  • Command and Signal Battalion (later renamed Command and Tactical Support Battalion)
  • CoA mil ITA rgt carri 004.png 4th Tank Regiment (later renamed 33rd Tank Regiment)
  • CoA mil ITA rgt bersaglieri 06.png 6th Mechanized Bersaglieri Regiment
  • CoA mil ITA rgt fanteria 066.png 66th Mechanized Battalion Valtellina (later renamed 66th Infantry Regiment Trieste)
  • CoA mil ITA rgt fanteria 078.png 78th Infantry Regiment Lupi di Toscana
  • CoA mil ITA rgt fanteria 225.png 225th Infantry Regiment Arezzo (later replaced by the 121st Infantry Regiment Macerata)
  • CoA mil ITA rgt artiglieria 021.png 21st Self-propelled Artillery Group Romagna (later renamed 21st Self-propelled Field Artillery Regiment Trieste)
  • CoA mil ITA btg logistico friuli.png Friuli Logistic Battalion
  • Engineer Company (merged in September 1993 into the Command and Signal Battalion)

Today[edit | edit source]

During the late 1990ties the brigade was reorganized to become Italy's first and only Air Assault Brigade. The 33rd Tank and 121st Infantry regiments were dissolved; the 21st Self-propelled Artillery Regiment was transferred to the Pinerolo Armored Brigade in Southern Italy. In 1995 the brigade received the 4th Army Corps' 3rd Cavalry Regiment Savoia Cavalleria, which was transferred from Meran in South Tyrol to Grosseto in Tuscany. On 5 September of the same year the 78th Infantry Regiment Lupi di Toscana left the brigade to become a basic training regiment. On 1 January 1999, the 7th Army Aviation Regiment Vega and on 1 May 2000, the 5th Army Aviation Regiment Rigel were transferred to the brigade, which on the second date changed its name to Friuli Air Assault Brigade.
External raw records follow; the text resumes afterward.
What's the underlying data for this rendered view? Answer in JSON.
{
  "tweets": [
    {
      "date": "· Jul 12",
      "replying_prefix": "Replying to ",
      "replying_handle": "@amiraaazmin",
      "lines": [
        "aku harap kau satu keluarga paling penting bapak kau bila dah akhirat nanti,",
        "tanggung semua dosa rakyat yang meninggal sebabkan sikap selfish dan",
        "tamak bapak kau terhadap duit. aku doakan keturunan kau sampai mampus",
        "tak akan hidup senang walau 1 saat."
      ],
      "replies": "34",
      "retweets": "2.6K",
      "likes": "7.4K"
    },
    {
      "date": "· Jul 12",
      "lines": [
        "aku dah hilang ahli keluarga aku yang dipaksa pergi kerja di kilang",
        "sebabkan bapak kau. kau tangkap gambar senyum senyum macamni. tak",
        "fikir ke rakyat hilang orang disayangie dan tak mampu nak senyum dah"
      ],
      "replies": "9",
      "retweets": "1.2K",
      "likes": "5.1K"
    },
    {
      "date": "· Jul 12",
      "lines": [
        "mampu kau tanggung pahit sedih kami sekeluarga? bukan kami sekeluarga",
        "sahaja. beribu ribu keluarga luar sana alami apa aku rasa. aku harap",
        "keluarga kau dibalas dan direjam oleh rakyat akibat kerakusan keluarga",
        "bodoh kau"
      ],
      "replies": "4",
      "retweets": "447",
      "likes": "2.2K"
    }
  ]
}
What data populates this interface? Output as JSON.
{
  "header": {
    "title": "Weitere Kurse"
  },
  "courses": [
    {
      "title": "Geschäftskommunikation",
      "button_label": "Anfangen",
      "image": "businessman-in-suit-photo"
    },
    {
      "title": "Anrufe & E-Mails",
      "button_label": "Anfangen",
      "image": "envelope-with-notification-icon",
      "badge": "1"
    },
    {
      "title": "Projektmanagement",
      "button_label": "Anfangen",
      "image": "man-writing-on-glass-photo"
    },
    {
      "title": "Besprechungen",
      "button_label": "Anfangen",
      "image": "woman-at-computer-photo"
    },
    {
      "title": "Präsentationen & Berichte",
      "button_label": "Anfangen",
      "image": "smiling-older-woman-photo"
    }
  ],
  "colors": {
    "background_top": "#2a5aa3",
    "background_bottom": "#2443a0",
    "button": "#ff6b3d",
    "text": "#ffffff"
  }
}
On 27 June 2001 the Friuli Logistic Battalion became the 6th Transport Regiment and was transferred to the Logistic Projection Brigade. On 1 January 2005, the 6th Bersaglieri Regiment was transferred to the Aosta Mechanized Brigade on Sicily.
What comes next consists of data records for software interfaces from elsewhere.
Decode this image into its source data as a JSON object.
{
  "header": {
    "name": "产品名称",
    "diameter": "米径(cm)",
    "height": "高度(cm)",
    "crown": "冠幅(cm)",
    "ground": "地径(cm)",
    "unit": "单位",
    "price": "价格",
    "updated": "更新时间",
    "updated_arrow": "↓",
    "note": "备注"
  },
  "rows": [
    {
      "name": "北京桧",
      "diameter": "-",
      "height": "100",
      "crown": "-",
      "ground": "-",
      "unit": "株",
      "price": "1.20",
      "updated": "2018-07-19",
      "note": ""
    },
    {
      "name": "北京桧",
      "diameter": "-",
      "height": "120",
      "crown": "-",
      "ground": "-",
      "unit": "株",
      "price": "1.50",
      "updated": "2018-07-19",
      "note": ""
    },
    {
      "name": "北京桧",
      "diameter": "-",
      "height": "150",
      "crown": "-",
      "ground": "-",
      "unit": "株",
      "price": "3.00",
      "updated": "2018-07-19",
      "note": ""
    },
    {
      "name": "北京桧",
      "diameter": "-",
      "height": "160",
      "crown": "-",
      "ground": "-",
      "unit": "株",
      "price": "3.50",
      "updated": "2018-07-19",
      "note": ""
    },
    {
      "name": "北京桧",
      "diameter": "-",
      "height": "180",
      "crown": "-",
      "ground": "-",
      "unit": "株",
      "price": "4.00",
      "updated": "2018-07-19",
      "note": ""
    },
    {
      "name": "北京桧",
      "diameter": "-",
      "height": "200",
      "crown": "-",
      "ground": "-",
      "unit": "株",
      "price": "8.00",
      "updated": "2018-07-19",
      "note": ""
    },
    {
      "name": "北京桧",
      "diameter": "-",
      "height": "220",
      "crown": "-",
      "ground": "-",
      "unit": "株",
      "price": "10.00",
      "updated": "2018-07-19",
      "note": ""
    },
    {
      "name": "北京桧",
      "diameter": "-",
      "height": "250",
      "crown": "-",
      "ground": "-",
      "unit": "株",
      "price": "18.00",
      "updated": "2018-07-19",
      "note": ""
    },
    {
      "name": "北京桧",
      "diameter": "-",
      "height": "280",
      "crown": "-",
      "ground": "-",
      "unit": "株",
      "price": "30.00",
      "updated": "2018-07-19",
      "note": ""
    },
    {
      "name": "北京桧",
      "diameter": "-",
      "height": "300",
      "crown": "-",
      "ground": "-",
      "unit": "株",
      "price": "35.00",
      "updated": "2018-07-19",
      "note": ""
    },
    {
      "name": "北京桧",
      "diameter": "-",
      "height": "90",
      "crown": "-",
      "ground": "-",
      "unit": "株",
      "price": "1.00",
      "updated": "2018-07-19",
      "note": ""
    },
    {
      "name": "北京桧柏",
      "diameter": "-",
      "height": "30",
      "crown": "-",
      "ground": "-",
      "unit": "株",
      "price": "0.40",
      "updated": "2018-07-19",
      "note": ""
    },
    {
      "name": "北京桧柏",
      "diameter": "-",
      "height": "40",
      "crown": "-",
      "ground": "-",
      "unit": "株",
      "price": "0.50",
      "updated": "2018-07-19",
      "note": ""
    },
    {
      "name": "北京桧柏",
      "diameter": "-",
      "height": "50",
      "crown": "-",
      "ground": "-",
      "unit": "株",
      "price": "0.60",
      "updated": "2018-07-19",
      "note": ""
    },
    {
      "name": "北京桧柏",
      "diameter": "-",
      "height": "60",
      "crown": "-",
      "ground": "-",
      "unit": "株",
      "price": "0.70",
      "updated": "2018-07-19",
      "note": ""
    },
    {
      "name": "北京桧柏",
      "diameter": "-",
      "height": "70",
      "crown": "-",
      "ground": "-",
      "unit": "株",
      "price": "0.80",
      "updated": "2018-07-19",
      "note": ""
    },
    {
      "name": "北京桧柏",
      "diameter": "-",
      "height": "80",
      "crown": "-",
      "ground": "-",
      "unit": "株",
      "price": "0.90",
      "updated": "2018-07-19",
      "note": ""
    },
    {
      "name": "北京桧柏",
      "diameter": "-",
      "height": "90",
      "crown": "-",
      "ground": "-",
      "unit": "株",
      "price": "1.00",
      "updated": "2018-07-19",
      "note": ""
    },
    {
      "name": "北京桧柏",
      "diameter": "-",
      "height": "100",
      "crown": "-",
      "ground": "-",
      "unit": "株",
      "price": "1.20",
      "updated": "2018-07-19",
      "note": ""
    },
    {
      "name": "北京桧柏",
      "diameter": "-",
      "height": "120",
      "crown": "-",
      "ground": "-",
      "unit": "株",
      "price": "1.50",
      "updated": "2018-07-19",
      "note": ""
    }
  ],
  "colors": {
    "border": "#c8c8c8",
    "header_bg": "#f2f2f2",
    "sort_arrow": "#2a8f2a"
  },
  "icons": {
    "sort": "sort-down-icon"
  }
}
2013 Reform[edit | edit source]

During the 2013 reform the Friuli ceded the 3rd Cavalry Regiment Savoia Cavalleria to the Folgore Parachute Brigade. In turn the Friuli received the remnants of the Pozzuolo del Friuli Cavalry Brigade: adding the Lagunari Amphibious Assault Infantry Regiment Serenissima, the Horse Artillery Regiment Volòire and the 3rd Engineer Regiment to the new brigade. Furthermore from the disbanded Logistic Projection Command the 6th Transport Regiment was transferred to the brigade and became the Friuli Logistic Regiment. After the Friuli brigade had ceded its name and traditions on 16 July 2013 to the Friuli Division Command in Florence, the Italian Army General Staff announced that after the disbandment of the staff and command battalion of the Pozzuolo del Friuli Cavalry Brigade were completed in fall of 2013, the name and traditions of the Pozzuolo del Friuli Cavalry Brigade would pass to the former Friuli Air Assault Brigade. Thus in January 2014 the brigade officially received its new name: Pozzuolo del Friuli Brigade. On 16 July 2013, when the Friuli brigade transferred its name to the Friuli Division Command the structure of the brigade was as follows:
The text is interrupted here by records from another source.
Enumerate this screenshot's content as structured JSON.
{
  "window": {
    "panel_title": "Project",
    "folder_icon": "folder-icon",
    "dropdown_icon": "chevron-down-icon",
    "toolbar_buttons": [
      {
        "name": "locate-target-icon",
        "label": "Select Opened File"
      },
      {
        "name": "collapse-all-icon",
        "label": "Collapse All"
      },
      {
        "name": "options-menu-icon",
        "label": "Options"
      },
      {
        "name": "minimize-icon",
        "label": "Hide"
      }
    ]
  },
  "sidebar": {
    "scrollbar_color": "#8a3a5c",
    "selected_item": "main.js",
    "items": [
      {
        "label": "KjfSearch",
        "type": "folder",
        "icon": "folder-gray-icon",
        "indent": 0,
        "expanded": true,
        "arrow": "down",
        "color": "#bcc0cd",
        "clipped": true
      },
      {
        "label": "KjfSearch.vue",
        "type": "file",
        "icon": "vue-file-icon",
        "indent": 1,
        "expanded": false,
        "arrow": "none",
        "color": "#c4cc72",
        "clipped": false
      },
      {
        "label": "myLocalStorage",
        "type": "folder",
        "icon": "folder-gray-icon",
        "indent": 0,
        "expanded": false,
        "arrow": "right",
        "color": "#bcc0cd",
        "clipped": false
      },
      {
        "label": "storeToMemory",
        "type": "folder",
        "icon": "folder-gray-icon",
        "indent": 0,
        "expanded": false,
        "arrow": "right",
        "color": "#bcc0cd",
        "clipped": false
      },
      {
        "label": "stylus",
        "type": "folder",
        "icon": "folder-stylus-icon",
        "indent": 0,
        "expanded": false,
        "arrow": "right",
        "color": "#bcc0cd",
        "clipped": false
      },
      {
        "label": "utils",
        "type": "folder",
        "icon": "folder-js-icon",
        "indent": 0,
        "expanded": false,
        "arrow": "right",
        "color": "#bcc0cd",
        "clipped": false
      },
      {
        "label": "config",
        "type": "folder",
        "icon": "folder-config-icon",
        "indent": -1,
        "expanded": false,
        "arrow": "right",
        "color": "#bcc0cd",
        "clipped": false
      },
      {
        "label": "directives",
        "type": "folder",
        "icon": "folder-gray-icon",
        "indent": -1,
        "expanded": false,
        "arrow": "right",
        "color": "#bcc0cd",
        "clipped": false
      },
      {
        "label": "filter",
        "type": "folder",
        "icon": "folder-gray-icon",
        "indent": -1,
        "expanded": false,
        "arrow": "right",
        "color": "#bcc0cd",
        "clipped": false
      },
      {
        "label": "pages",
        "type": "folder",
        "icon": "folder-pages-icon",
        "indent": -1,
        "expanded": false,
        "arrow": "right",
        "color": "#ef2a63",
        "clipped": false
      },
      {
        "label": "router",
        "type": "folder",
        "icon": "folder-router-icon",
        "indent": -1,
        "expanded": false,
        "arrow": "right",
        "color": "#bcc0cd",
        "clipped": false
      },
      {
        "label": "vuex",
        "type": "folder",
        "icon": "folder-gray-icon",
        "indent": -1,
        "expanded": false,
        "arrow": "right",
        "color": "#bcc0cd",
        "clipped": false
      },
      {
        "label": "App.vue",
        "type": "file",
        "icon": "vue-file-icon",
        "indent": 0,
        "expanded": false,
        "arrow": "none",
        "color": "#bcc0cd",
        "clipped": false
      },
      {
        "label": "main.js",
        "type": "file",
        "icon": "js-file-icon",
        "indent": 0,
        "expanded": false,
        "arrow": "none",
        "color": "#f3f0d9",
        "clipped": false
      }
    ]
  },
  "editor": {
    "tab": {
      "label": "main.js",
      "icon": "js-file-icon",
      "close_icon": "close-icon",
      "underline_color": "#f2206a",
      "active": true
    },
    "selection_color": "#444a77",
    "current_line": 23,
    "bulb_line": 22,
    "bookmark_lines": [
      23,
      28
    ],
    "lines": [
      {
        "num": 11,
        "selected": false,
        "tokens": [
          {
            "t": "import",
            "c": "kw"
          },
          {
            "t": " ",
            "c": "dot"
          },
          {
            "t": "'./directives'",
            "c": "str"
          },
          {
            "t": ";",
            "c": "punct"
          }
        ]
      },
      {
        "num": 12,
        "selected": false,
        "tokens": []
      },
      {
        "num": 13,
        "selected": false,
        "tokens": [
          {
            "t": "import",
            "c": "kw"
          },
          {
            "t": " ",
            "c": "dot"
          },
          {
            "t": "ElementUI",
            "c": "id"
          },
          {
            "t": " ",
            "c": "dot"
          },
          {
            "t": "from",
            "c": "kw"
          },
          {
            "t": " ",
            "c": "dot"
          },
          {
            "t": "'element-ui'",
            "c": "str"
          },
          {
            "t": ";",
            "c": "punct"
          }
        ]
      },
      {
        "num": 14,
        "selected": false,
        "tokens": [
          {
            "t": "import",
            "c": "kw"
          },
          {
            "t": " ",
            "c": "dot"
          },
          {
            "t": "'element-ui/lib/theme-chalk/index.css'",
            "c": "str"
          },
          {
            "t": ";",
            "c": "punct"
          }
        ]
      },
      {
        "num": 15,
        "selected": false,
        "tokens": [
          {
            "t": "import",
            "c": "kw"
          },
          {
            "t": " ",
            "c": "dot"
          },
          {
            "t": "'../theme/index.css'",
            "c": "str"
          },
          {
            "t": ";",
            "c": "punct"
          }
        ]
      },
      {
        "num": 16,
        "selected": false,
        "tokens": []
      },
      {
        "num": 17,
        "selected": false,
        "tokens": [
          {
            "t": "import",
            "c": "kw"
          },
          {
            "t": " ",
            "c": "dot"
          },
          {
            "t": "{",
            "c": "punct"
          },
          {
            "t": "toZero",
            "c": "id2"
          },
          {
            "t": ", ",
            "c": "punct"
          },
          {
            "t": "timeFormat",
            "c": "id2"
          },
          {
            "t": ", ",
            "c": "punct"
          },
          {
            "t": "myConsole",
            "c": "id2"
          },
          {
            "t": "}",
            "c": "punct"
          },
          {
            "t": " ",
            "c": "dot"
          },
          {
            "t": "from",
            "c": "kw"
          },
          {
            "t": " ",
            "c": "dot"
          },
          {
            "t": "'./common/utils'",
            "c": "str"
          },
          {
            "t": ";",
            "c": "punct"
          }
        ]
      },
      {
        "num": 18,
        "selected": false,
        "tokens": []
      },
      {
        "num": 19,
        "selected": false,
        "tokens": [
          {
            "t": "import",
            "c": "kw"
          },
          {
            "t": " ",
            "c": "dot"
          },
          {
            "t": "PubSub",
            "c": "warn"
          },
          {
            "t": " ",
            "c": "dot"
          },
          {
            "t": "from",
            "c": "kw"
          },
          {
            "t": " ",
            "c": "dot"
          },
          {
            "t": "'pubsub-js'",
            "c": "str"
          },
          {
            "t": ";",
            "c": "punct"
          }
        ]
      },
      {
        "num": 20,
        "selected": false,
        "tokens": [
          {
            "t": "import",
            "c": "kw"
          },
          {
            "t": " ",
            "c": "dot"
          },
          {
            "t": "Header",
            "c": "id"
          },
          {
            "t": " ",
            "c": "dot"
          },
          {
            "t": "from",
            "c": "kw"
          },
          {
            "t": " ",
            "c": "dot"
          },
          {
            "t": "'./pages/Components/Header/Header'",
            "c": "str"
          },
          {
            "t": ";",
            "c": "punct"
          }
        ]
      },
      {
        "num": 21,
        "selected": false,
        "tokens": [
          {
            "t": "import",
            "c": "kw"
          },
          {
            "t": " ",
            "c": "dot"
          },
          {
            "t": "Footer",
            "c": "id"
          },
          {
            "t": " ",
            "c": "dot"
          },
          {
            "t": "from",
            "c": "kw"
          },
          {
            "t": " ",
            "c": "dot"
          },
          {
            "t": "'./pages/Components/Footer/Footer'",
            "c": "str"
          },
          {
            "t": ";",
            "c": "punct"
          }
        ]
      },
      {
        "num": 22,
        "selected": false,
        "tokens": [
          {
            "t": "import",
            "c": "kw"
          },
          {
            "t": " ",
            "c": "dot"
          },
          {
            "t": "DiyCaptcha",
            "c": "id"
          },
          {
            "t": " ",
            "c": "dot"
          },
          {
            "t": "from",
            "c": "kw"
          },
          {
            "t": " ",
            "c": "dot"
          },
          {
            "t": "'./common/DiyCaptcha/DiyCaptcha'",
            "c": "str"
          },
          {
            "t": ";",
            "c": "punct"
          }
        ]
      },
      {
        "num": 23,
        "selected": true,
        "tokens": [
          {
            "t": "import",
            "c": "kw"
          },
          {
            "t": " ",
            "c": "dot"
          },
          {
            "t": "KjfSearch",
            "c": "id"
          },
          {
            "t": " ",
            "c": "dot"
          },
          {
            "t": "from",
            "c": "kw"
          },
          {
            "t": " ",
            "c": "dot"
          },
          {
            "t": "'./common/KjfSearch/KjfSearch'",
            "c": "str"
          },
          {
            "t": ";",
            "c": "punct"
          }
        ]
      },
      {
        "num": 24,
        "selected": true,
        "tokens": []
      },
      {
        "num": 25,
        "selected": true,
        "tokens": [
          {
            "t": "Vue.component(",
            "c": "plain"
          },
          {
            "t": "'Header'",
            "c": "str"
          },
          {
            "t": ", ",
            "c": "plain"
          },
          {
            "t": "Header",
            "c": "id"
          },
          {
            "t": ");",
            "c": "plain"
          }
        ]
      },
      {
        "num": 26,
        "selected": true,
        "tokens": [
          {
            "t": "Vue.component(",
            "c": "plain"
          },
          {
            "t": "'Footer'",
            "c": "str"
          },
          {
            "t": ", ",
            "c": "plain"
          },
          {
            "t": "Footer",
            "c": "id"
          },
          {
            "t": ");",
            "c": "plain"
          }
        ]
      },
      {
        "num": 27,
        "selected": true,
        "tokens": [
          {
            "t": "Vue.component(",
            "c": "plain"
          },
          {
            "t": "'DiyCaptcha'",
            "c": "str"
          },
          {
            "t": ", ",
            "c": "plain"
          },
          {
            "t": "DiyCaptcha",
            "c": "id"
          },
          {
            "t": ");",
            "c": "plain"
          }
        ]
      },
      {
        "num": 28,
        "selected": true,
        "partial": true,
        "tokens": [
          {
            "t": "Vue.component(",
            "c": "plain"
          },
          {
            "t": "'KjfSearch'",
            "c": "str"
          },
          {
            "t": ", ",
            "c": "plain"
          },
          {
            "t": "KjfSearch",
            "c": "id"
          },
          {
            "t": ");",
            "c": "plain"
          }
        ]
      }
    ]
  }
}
All regiments were battalion sized.

Equipment[edit | edit source]

The Trieste infantry regiment was equipped with Puma 6x6 armored personnel carriers. The regiments mortar company was equipped with 120mm mortars, while the anti-tank company fielded Spike anti-tank guided missile systems. The Lagunari regiment was equipped with AAV7-A1 amphibious assault vehicles and Puma 4x4; the regiments mortar company and anti-tank company were identical to the mortar and anti-tank company of the Trieste. The Rigel aviation regiment fielded six A129 Mangusta attack helicopter and one AB 205A-1 utility helicopter squadron. The Vega aviation regiment fielded two A129 Mangusta attack helicopter, three AB 205A-1 utility helicopter, three AB 412 utility transport helicopter and a mixed A129 Mangusta and A109A EOA reconnaissance helicopter squadron. The artillery regiment of the brigade fielded FH-70 towed howitzers.

See also[edit | edit source]

External links[edit | edit source]

This page uses Creative Commons Licensed content from Wikipedia (view authors).
Community content is available under CC-BY-SA unless otherwise noted.